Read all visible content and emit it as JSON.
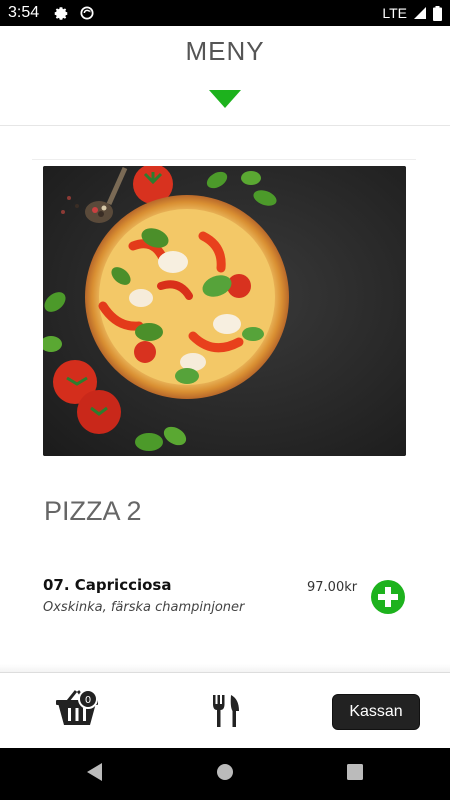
{
  "status_bar": {
    "time": "3:54",
    "network": "LTE",
    "icons": [
      "settings-icon",
      "sync-icon",
      "signal-icon",
      "battery-icon"
    ]
  },
  "header": {
    "title": "MENY",
    "toggle_icon": "triangle-down-icon",
    "accent_color": "#1db21d"
  },
  "hero": {
    "image": "pizza-photo"
  },
  "category": {
    "title": "PIZZA 2"
  },
  "menu_items": [
    {
      "name": "07. Capricciosa",
      "description": "Oxskinka, färska champinjoner",
      "price": "97.00kr",
      "add_icon": "plus-circle-icon"
    }
  ],
  "bottom_bar": {
    "cart_icon": "basket-icon",
    "cart_count": "0",
    "menu_icon": "fork-knife-icon",
    "checkout_label": "Kassan"
  },
  "nav_bar": {
    "icons": [
      "back-icon",
      "home-icon",
      "recents-icon"
    ]
  }
}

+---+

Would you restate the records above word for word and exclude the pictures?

Read all visible content and emit it as JSON.
{
  "status_bar": {
    "time": "3:54",
    "network": "LTE",
    "icons": [
      "settings-icon",
      "sync-icon",
      "signal-icon",
      "battery-icon"
    ]
  },
  "header": {
    "title": "MENY",
    "toggle_icon": "triangle-down-icon",
    "accent_color": "#1db21d"
  },
  "hero": {
    "image": "pizza-photo"
  },
  "category": {
    "title": "PIZZA 2"
  },
  "menu_items": [
    {
      "name": "07. Capricciosa",
      "description": "Oxskinka, färska champinjoner",
      "price": "97.00kr",
      "add_icon": "plus-circle-icon"
    }
  ],
  "bottom_bar": {
    "cart_icon": "basket-icon",
    "cart_count": "0",
    "menu_icon": "fork-knife-icon",
    "checkout_label": "Kassan"
  },
  "nav_bar": {
    "icons": [
      "back-icon",
      "home-icon",
      "recents-icon"
    ]
  }
}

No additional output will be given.